Doctors have seen a rise in the number of patients suffering from stress in the past 18 months due to the recession, a survey has revealed.
More than three-quarters of GPs have seen a rise in the number of patients suffering from stress or depression, data from the Post Office and the Family Doctor Association showed.
Patients are suffering from sleep disorders, diet problems and impotence due to money worries and fears over job losses, it found.
Money woes appear to be taking their toll on the under 30s, with almost half having suffered from sleep disorders, 16% receiving help for diet problems and more than one in 10 (12%) experiencing impotence.
A third of doctors (30%) said they were prescribing antidepressants to under 30s to help with stress, and four in 10 (39%) had referred their younger patients to counsellors.
Dr Peter Swinyard, Chairman of the Family Doctor Association, said: "Money worries have always been a major cause of depression and stress-related illness but there is no doubt that the events of the past 18 months have exacerbated the effect."

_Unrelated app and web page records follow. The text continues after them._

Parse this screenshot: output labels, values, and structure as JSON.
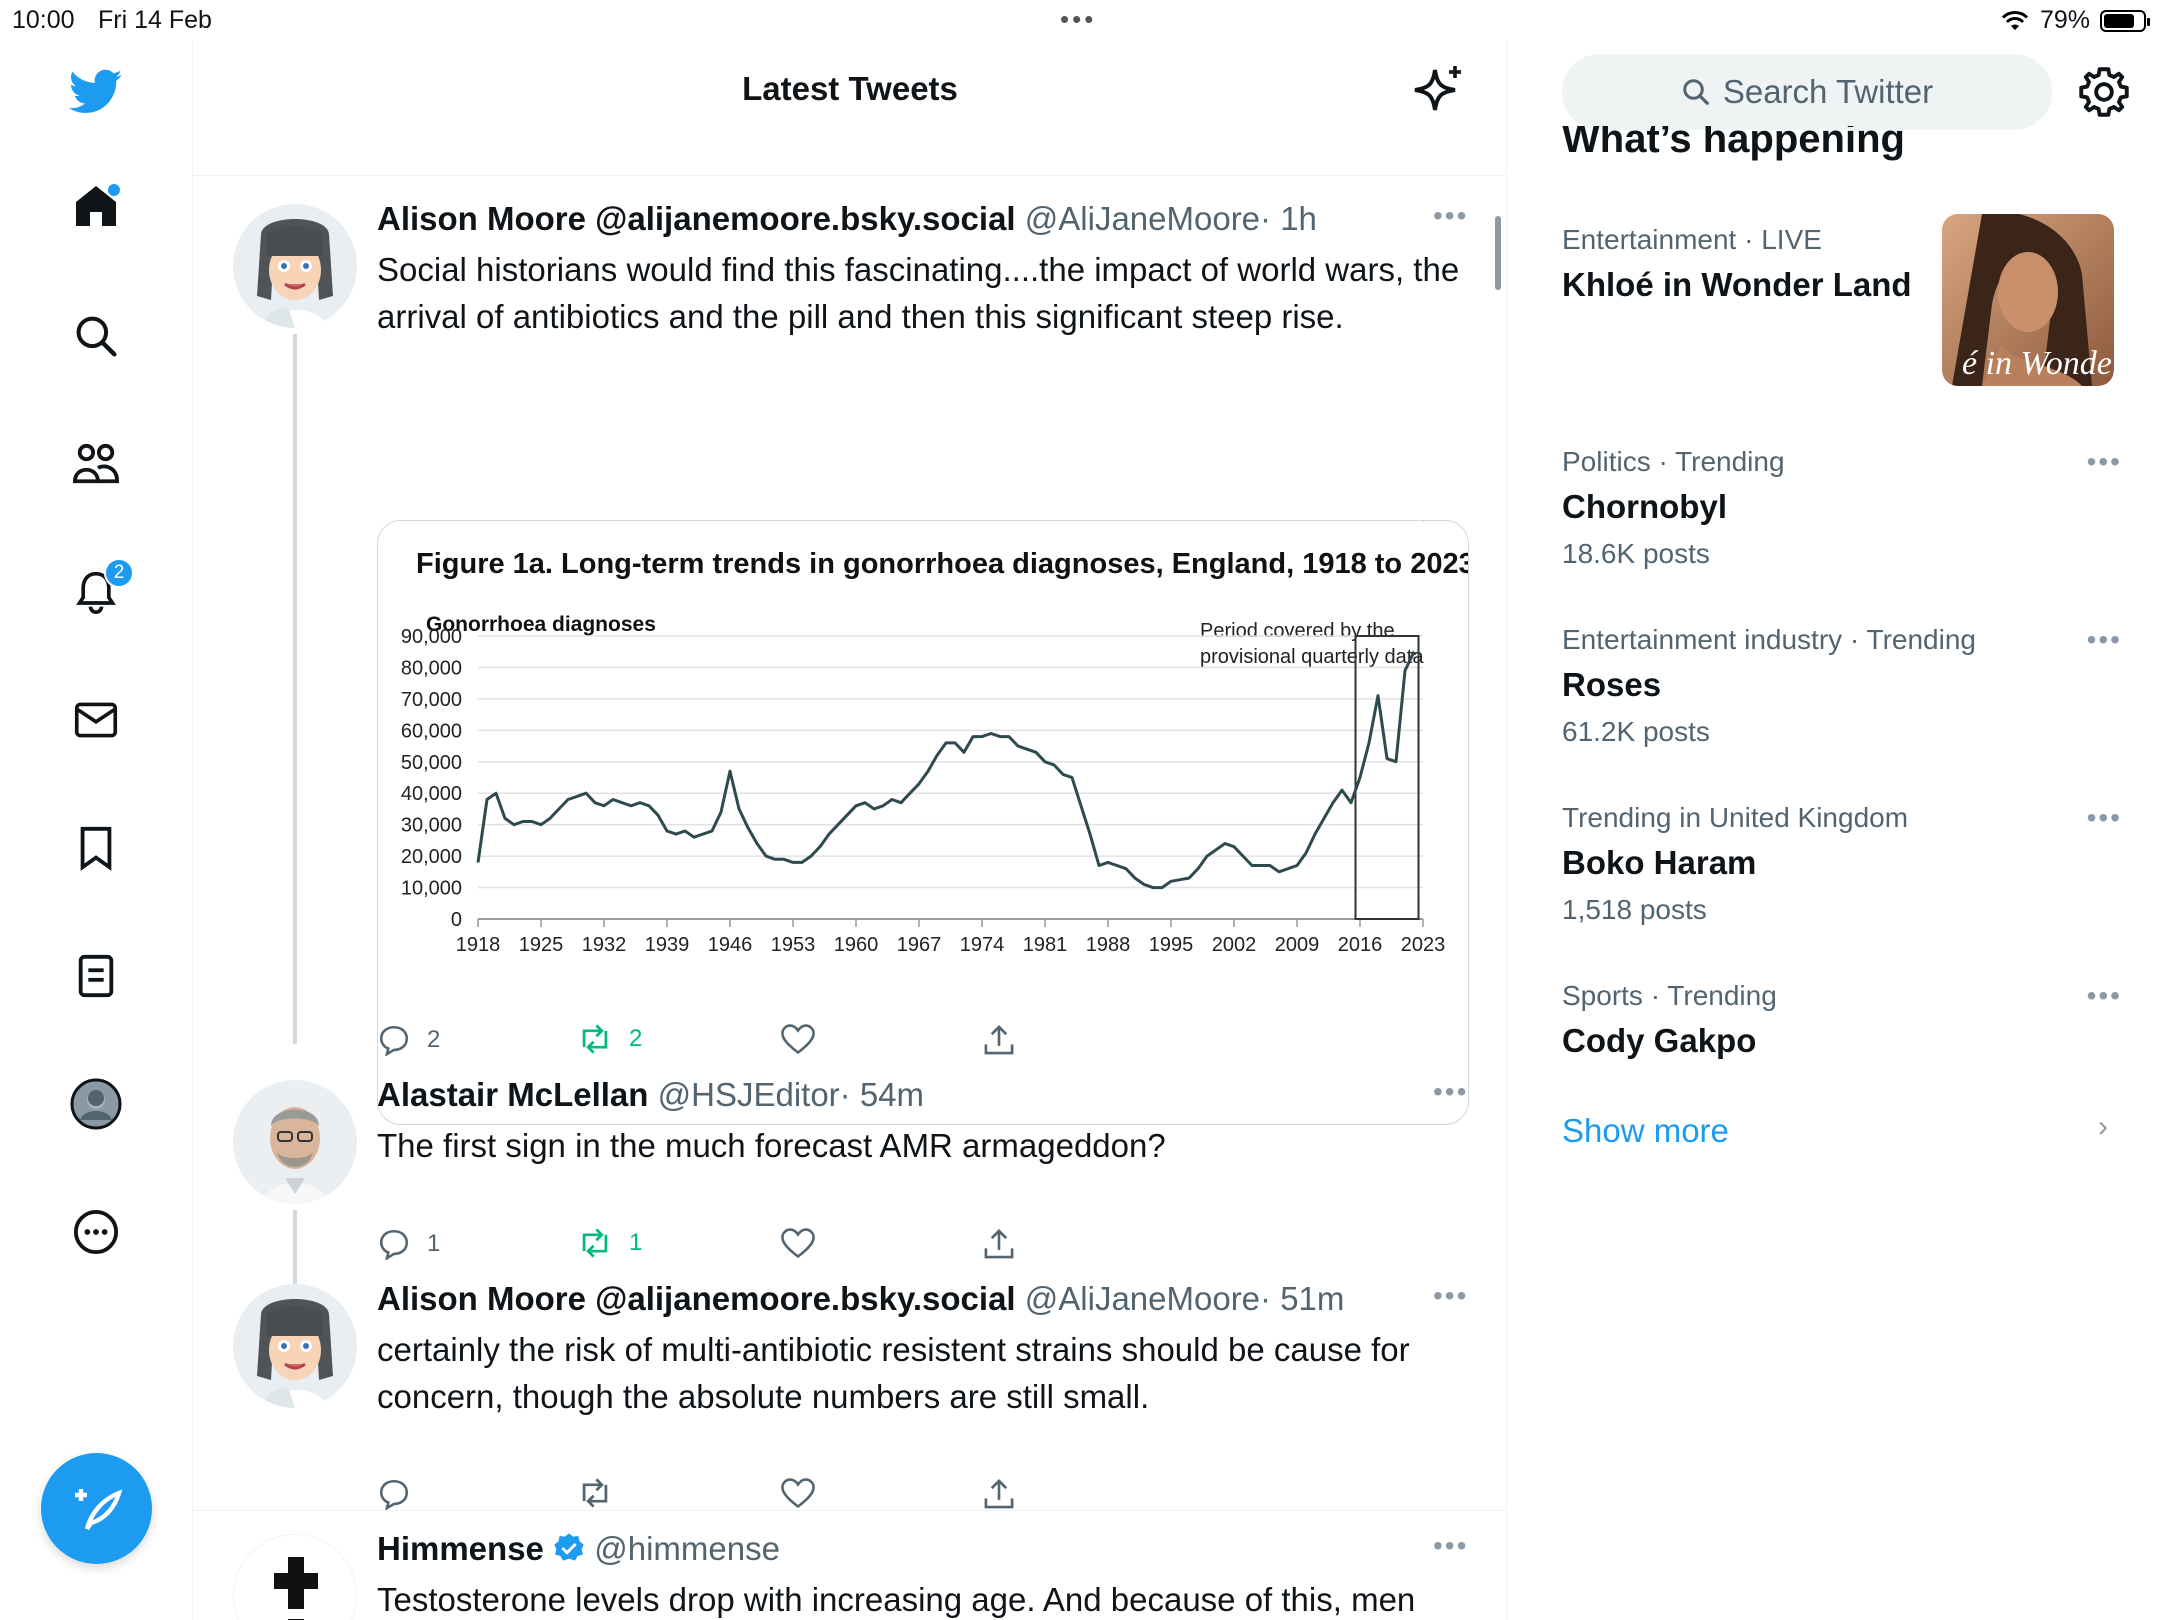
{
  "status_bar": {
    "time": "10:00",
    "date": "Fri 14 Feb",
    "battery": "79%",
    "battery_level": 0.79
  },
  "nav": {
    "notifications_badge": "2"
  },
  "header": {
    "title": "Latest Tweets"
  },
  "tweets": [
    {
      "name": "Alison Moore @alijanemoore.bsky.social",
      "handle": "@AliJaneMoore",
      "time": "· 1h",
      "text": "Social historians would find this fascinating....the impact of world wars, the arrival of antibiotics and the pill and then this significant steep rise.",
      "replies": "2",
      "retweets": "2"
    },
    {
      "name": "Alastair McLellan",
      "handle": "@HSJEditor",
      "time": "· 54m",
      "text": "The first sign in the much forecast AMR armageddon?",
      "replies": "1",
      "retweets": "1"
    },
    {
      "name": "Alison Moore @alijanemoore.bsky.social",
      "handle": "@AliJaneMoore",
      "time": "· 51m",
      "text": "certainly the risk of multi-antibiotic resistent strains should be cause for concern, though the absolute numbers are still small.",
      "replies": "",
      "retweets": ""
    },
    {
      "name": "Himmense",
      "handle": "@himmense",
      "time": "",
      "text": "Testosterone levels drop with increasing age. And because of this, men",
      "verified": true
    }
  ],
  "chart_data": {
    "type": "line",
    "title": "Figure 1a. Long-term trends in gonorrhoea diagnoses, England, 1918 to 2023",
    "ylabel": "Gonorrhoea diagnoses",
    "annotation": "Period covered by the provisional quarterly data",
    "annotation_lines": [
      "Period covered by the",
      "provisional quarterly data"
    ],
    "ylim": [
      0,
      90000
    ],
    "yticks": [
      "0",
      "10,000",
      "20,000",
      "30,000",
      "40,000",
      "50,000",
      "60,000",
      "70,000",
      "80,000",
      "90,000"
    ],
    "xticks": [
      "1918",
      "1925",
      "1932",
      "1939",
      "1946",
      "1953",
      "1960",
      "1967",
      "1974",
      "1981",
      "1988",
      "1995",
      "2002",
      "2009",
      "2016",
      "2023"
    ],
    "xlim": [
      1918,
      2023
    ],
    "highlight_range": [
      2015.5,
      2022.5
    ],
    "x": [
      1918,
      1919,
      1920,
      1921,
      1922,
      1923,
      1924,
      1925,
      1926,
      1927,
      1928,
      1929,
      1930,
      1931,
      1932,
      1933,
      1934,
      1935,
      1936,
      1937,
      1938,
      1939,
      1940,
      1941,
      1942,
      1943,
      1944,
      1945,
      1946,
      1947,
      1948,
      1949,
      1950,
      1951,
      1952,
      1953,
      1954,
      1955,
      1956,
      1957,
      1958,
      1959,
      1960,
      1961,
      1962,
      1963,
      1964,
      1965,
      1966,
      1967,
      1968,
      1969,
      1970,
      1971,
      1972,
      1973,
      1974,
      1975,
      1976,
      1977,
      1978,
      1979,
      1980,
      1981,
      1982,
      1983,
      1984,
      1985,
      1986,
      1987,
      1988,
      1989,
      1990,
      1991,
      1992,
      1993,
      1994,
      1995,
      1996,
      1997,
      1998,
      1999,
      2000,
      2001,
      2002,
      2003,
      2004,
      2005,
      2006,
      2007,
      2008,
      2009,
      2010,
      2011,
      2012,
      2013,
      2014,
      2015,
      2016,
      2017,
      2018,
      2019,
      2020,
      2021,
      2022,
      2023
    ],
    "series": [
      {
        "values": [
          18000,
          38000,
          40000,
          32000,
          30000,
          31000,
          31000,
          30000,
          32000,
          35000,
          38000,
          39000,
          40000,
          37000,
          36000,
          38000,
          37000,
          36000,
          37000,
          36000,
          33000,
          28000,
          27000,
          28000,
          26000,
          27000,
          28000,
          34000,
          47000,
          35000,
          29000,
          24000,
          20000,
          19000,
          19000,
          18000,
          18000,
          20000,
          23000,
          27000,
          30000,
          33000,
          36000,
          37000,
          35000,
          36000,
          38000,
          37000,
          40000,
          43000,
          47000,
          52000,
          56000,
          56000,
          53000,
          58000,
          58000,
          59000,
          58000,
          58000,
          55000,
          54000,
          53000,
          50000,
          49000,
          46000,
          45000,
          36000,
          27000,
          17000,
          18000,
          17000,
          16000,
          13000,
          11000,
          10000,
          10000,
          12000,
          12500,
          13000,
          16000,
          20000,
          22000,
          24000,
          23000,
          20000,
          17000,
          17000,
          17000,
          15000,
          16000,
          17000,
          21000,
          27000,
          32000,
          37000,
          41000,
          37000,
          45000,
          56000,
          71000,
          51000,
          50000,
          79000,
          85000
        ]
      }
    ]
  },
  "right": {
    "search_placeholder": "Search Twitter",
    "whats_happening": "What’s happening",
    "trends": [
      {
        "meta_prefix": "Entertainment",
        "meta_suffix": " · LIVE",
        "topic": "Khloé in Wonder Land",
        "count": "",
        "image_caption": "é in Wonder L"
      },
      {
        "meta_prefix": "Politics · Trending",
        "meta_suffix": "",
        "topic": "Chornobyl",
        "count": "18.6K posts"
      },
      {
        "meta_prefix": "Entertainment industry · Trending",
        "meta_suffix": "",
        "topic": "Roses",
        "count": "61.2K posts"
      },
      {
        "meta_prefix": "Trending in United Kingdom",
        "meta_suffix": "",
        "topic": "Boko Haram",
        "count": "1,518 posts"
      },
      {
        "meta_prefix": "Sports · Trending",
        "meta_suffix": "",
        "topic": "Cody Gakpo",
        "count": ""
      }
    ],
    "show_more": "Show more"
  },
  "colors": {
    "accent": "#1d9bf0",
    "retweet": "#00ba7c",
    "secondary_text": "#536471",
    "chart_line": "#2e4a4e"
  }
}
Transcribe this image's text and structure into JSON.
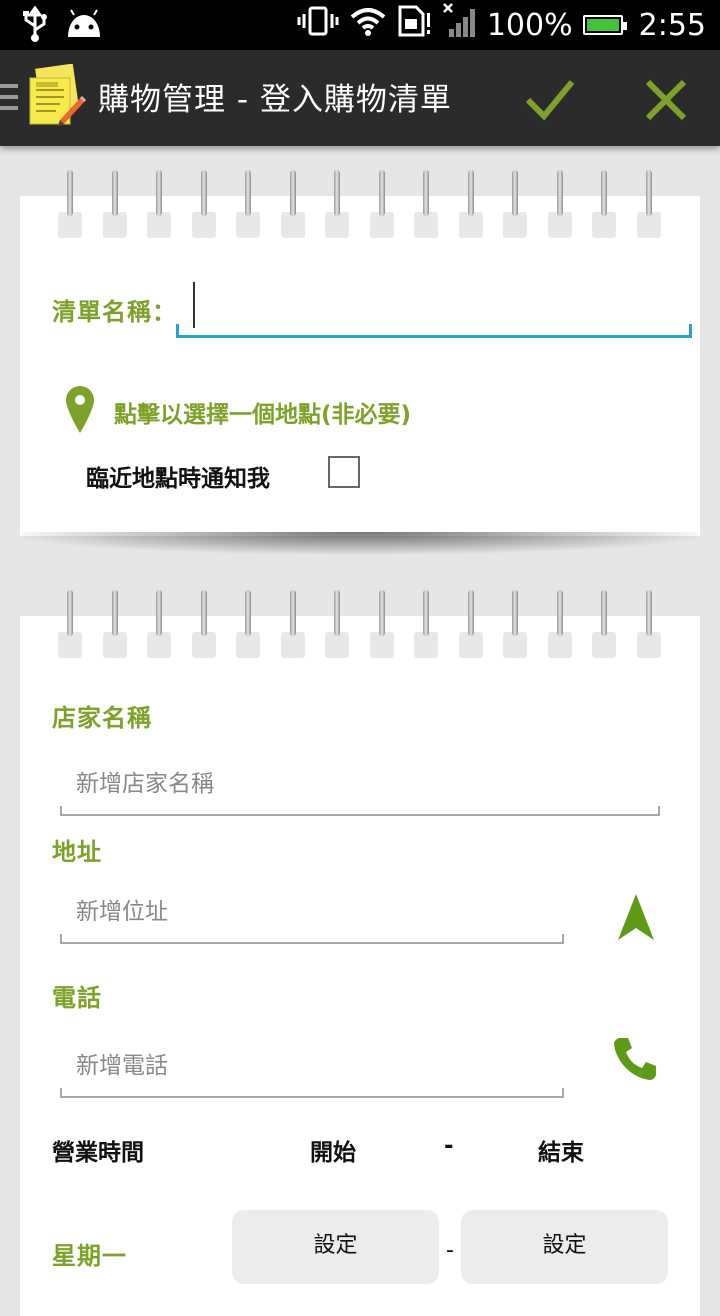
{
  "status_bar": {
    "battery_percent": "100%",
    "time": "2:55",
    "battery_color": "#43c23a"
  },
  "action_bar": {
    "title": "購物管理 - 登入購物清單",
    "confirm_icon": "check-icon",
    "cancel_icon": "close-icon",
    "accent": "#7ea12a"
  },
  "list_card": {
    "name_label": "清單名稱：",
    "name_value": "",
    "location_link": "點擊以選擇一個地點(非必要)",
    "notify_label": "臨近地點時通知我",
    "notify_checked": false
  },
  "store_card": {
    "store_label": "店家名稱",
    "store_placeholder": "新增店家名稱",
    "address_label": "地址",
    "address_placeholder": "新增位址",
    "phone_label": "電話",
    "phone_placeholder": "新增電話",
    "hours": {
      "label": "營業時間",
      "start": "開始",
      "separator": "-",
      "end": "結束"
    },
    "days": [
      {
        "day": "星期一",
        "start_button": "設定",
        "separator": "-",
        "end_button": "設定"
      }
    ]
  }
}
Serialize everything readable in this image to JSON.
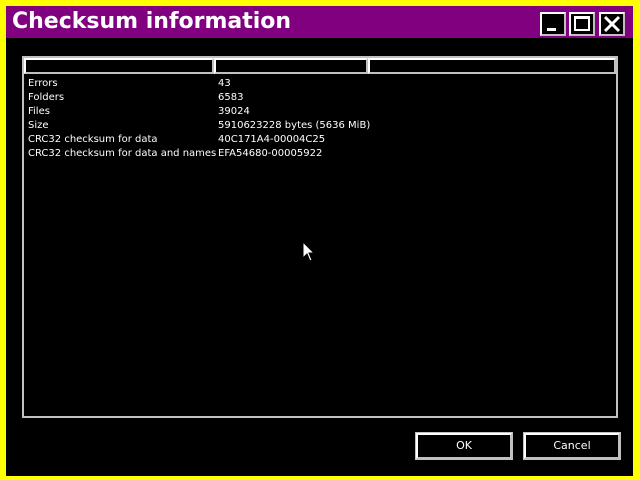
{
  "window": {
    "title": "Checksum information",
    "frame_color": "#ffff00",
    "titlebar_color": "#800080"
  },
  "titlebar_buttons": {
    "minimize_icon": "minimize-icon",
    "maximize_icon": "maximize-icon",
    "close_icon": "close-icon"
  },
  "list": {
    "columns": [
      "",
      "",
      ""
    ],
    "rows": [
      {
        "name": "Errors",
        "value": "43"
      },
      {
        "name": "Folders",
        "value": "6583"
      },
      {
        "name": "Files",
        "value": "39024"
      },
      {
        "name": "Size",
        "value": "5910623228 bytes (5636 MiB)"
      },
      {
        "name": "CRC32 checksum for data",
        "value": "40C171A4-00004C25"
      },
      {
        "name": "CRC32 checksum for data and names",
        "value": "EFA54680-00005922"
      }
    ]
  },
  "buttons": {
    "ok_label": "OK",
    "cancel_label": "Cancel"
  },
  "cursor_icon": "mouse-pointer-icon"
}
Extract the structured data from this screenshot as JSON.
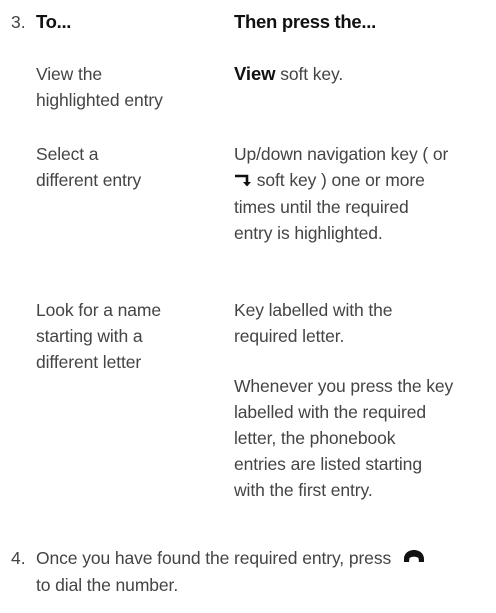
{
  "step3": {
    "number": "3.",
    "header_left": "To...",
    "header_right": "Then press the..."
  },
  "rows": [
    {
      "action_line1": "View the",
      "action_line2": "highlighted entry",
      "key_bold": "View",
      "key_rest": " soft key."
    },
    {
      "action_line1": "Select a",
      "action_line2": "different entry",
      "key_line1": "Up/down navigation key ( or",
      "key_line2_rest": " soft key ) one or more",
      "key_line3": "times until the required",
      "key_line4": "entry is highlighted."
    },
    {
      "action_line1": "Look for a name",
      "action_line2": "starting with a",
      "action_line3": "different letter",
      "key_line1": "Key labelled with the",
      "key_line2": "required letter."
    }
  ],
  "note": {
    "line1": "Whenever you press the key",
    "line2": "labelled with the required",
    "line3": "letter, the phonebook",
    "line4": "entries are listed starting",
    "line5": "with the first entry."
  },
  "step4": {
    "number": "4.",
    "line1": "Once you have found the required entry, press",
    "line2": "to dial the number."
  },
  "icons": {
    "return_key": "return-arrow-icon",
    "handset": "phone-handset-icon"
  }
}
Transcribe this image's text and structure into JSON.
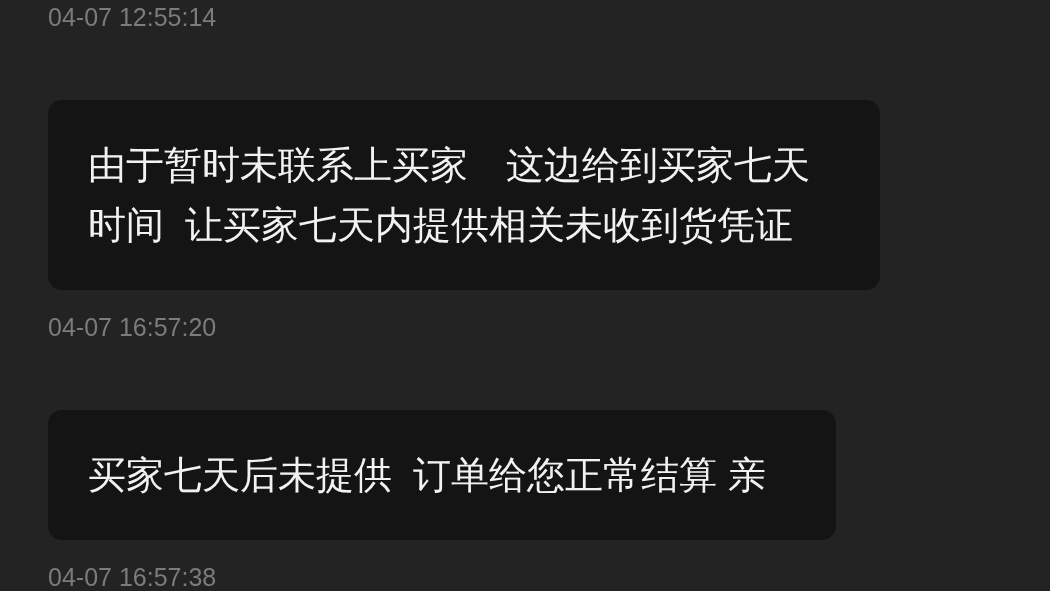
{
  "messages": [
    {
      "time": "04-07 12:55:14",
      "lines": [
        "由于暂时未联系上买家　这边给到买家七天",
        "时间  让买家七天内提供相关未收到货凭证"
      ]
    },
    {
      "time": "04-07 16:57:20",
      "lines": [
        "买家七天后未提供  订单给您正常结算 亲"
      ]
    },
    {
      "time": "04-07 16:57:38"
    }
  ]
}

"I don't think there can be any doubt that money worries can cause considerable stress. It can make you feel physically ill and totally run down. The government should do more to help people suffering serious financial hardship" - Clare Duncan, Suffolk